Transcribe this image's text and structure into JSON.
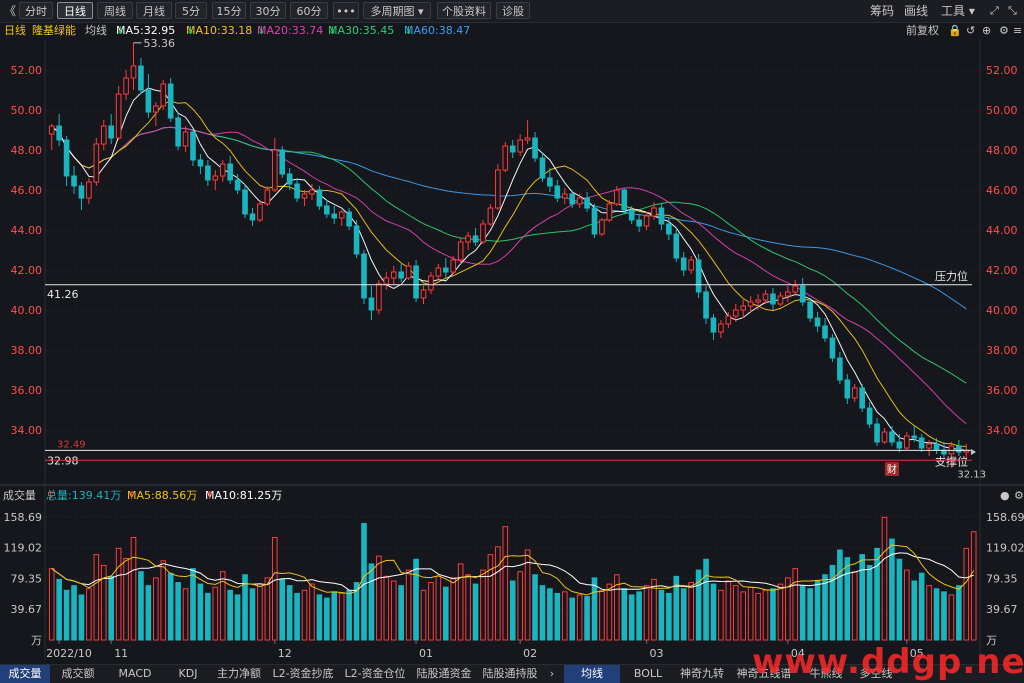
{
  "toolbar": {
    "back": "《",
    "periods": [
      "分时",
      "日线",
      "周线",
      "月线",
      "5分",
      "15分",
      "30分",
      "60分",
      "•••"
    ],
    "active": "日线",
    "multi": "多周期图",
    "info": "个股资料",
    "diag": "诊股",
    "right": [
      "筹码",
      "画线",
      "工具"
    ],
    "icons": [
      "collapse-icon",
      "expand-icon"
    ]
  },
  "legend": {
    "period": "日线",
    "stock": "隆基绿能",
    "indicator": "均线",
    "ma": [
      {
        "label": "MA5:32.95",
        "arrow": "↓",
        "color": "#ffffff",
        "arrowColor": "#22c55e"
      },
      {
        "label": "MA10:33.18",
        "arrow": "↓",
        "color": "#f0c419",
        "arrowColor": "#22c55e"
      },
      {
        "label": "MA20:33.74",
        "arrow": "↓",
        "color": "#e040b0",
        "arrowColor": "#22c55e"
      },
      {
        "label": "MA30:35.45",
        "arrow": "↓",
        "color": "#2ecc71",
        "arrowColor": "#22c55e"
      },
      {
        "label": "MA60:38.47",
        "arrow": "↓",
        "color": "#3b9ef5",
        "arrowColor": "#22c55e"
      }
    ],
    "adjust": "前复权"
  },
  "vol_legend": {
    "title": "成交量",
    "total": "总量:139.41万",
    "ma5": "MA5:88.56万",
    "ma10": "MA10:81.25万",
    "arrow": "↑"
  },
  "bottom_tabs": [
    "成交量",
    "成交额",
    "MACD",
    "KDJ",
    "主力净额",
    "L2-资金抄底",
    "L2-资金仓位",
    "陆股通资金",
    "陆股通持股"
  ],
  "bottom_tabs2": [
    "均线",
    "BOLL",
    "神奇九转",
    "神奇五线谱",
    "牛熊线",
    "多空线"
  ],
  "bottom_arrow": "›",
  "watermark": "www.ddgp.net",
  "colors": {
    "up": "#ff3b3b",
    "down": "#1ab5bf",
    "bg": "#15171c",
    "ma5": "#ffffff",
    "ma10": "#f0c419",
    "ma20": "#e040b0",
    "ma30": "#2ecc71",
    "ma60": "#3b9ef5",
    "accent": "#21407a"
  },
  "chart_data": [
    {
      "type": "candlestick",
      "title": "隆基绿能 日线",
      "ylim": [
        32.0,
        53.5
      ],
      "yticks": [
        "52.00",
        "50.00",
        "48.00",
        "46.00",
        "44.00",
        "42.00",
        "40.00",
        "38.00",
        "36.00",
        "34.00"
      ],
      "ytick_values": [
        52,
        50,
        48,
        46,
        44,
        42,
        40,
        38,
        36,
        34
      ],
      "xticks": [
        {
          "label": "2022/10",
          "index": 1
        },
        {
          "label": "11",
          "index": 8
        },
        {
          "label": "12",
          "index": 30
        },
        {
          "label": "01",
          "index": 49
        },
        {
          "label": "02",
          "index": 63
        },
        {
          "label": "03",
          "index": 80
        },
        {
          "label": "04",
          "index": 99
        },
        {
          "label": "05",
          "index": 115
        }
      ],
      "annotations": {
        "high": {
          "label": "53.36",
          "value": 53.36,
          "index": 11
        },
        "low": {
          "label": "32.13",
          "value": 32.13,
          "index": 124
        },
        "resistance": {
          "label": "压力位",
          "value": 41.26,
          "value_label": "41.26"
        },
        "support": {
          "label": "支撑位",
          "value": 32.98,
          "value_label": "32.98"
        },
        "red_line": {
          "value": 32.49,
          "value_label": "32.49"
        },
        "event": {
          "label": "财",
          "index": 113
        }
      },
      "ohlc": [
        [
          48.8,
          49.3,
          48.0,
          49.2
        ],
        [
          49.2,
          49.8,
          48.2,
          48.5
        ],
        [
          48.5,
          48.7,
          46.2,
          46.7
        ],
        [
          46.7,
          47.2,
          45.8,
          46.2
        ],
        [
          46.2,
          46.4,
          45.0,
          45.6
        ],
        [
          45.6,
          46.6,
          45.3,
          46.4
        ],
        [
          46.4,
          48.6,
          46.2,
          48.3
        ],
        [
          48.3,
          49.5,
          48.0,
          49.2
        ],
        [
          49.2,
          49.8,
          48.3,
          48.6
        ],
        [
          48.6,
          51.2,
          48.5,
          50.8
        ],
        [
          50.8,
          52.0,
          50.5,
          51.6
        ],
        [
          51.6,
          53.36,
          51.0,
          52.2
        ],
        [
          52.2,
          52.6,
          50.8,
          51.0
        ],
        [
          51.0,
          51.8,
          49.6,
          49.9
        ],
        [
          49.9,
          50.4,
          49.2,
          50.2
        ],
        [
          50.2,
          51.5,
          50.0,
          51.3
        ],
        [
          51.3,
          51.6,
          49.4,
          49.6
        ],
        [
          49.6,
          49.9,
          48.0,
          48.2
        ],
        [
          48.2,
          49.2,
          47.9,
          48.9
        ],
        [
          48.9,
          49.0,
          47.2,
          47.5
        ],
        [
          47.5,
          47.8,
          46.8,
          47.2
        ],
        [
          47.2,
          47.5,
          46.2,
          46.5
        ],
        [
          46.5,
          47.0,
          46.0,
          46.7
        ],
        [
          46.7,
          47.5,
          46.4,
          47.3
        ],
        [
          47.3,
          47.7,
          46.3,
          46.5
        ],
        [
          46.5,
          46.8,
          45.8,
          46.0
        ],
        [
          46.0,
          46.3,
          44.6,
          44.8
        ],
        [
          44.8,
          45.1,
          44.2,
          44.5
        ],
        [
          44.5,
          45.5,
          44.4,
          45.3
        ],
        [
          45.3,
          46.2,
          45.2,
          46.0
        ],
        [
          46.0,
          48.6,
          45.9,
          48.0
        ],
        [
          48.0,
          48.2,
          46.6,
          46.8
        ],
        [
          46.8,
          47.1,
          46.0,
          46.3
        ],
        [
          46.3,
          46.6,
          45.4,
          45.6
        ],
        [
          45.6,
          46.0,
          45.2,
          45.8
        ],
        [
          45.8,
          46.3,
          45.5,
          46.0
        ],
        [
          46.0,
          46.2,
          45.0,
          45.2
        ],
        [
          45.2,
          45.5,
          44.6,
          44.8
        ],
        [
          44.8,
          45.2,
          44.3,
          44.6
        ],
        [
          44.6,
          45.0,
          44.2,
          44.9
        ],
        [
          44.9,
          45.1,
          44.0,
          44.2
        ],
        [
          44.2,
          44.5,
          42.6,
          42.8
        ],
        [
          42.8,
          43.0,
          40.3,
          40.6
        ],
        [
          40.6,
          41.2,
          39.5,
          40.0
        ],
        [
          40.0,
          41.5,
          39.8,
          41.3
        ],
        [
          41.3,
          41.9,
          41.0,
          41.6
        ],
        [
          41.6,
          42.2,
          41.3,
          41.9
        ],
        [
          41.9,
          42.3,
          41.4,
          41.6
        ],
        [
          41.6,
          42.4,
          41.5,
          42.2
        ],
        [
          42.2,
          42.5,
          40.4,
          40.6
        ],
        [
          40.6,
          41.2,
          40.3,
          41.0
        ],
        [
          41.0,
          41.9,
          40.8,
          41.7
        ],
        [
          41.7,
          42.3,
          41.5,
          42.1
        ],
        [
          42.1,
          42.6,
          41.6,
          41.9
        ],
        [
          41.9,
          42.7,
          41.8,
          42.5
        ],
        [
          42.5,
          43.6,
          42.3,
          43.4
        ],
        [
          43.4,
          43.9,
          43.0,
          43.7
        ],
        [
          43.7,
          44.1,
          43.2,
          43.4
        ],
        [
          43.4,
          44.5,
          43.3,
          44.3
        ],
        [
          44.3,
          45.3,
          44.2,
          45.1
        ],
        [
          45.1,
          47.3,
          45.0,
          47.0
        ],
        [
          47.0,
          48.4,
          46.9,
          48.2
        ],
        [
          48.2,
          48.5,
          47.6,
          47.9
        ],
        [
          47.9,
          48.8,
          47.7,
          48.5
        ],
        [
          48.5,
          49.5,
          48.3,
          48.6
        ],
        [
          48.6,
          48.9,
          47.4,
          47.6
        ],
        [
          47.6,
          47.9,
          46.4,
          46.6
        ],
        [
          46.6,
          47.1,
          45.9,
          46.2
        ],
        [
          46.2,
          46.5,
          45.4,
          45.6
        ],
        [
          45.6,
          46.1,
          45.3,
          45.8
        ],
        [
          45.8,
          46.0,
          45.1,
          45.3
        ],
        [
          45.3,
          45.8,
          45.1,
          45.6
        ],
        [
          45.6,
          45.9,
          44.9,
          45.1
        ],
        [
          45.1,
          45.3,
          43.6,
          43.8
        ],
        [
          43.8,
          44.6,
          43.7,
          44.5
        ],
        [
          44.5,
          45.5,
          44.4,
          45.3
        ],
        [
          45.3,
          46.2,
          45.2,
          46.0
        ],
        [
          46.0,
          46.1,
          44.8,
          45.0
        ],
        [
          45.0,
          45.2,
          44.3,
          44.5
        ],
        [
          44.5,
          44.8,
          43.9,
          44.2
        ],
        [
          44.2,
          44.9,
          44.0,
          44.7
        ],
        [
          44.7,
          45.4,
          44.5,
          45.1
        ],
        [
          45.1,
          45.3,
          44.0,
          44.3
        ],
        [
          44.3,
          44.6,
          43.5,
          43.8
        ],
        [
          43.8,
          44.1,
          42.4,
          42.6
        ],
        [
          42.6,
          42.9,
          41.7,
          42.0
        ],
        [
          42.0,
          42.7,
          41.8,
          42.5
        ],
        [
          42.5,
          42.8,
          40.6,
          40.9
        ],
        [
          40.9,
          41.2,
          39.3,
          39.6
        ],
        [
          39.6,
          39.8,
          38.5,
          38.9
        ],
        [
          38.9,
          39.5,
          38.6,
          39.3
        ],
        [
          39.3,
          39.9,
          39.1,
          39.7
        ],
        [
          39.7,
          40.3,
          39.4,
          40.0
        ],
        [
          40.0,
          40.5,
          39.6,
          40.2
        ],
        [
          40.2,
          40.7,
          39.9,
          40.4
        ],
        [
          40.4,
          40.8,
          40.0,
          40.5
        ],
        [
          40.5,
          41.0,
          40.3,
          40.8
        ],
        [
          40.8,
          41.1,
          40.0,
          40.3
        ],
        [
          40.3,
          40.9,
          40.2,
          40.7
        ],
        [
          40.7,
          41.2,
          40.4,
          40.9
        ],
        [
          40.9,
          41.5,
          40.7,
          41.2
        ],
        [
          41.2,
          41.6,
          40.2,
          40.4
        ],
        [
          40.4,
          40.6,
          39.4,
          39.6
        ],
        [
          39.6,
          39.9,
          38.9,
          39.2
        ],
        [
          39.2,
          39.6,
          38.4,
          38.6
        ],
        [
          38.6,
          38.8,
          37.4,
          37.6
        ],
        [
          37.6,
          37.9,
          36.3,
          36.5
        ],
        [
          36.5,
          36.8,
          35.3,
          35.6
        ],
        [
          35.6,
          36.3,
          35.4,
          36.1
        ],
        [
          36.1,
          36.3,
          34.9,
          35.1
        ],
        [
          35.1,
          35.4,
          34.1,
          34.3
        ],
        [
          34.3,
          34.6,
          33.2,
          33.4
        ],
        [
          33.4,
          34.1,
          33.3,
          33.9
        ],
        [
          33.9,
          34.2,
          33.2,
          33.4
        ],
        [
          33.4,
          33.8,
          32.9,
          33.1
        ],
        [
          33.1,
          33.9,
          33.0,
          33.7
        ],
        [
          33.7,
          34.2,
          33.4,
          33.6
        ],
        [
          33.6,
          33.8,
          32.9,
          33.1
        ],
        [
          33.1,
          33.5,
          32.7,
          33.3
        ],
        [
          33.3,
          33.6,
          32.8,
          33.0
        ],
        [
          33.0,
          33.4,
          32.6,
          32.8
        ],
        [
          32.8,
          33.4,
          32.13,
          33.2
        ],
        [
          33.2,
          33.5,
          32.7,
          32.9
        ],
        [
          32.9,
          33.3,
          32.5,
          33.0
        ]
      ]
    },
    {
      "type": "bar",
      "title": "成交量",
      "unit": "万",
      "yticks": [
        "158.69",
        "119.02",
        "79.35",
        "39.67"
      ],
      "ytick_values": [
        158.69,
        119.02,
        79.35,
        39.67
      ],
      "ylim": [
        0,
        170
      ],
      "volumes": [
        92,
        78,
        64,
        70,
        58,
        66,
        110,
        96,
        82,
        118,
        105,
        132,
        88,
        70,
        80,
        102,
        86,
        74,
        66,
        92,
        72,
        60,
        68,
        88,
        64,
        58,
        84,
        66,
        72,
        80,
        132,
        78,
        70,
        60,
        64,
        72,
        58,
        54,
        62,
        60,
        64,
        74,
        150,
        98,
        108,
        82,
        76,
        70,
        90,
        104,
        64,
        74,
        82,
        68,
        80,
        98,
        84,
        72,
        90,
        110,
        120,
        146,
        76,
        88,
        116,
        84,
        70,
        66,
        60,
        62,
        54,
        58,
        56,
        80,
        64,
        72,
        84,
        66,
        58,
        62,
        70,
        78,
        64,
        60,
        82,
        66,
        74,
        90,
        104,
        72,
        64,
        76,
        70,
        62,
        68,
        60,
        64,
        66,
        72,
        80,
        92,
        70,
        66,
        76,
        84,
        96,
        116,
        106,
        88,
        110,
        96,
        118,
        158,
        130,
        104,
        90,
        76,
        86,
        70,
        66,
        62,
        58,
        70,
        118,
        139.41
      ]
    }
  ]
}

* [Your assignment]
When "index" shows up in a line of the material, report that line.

* [Solved problem]
          "index": 1
          "index": 8
          "index": 30
          "index": 49
          "index": 63
          "index": 80
          "index": 99
          "index": 115
          "index": 11
          "index": 124
          "index": 113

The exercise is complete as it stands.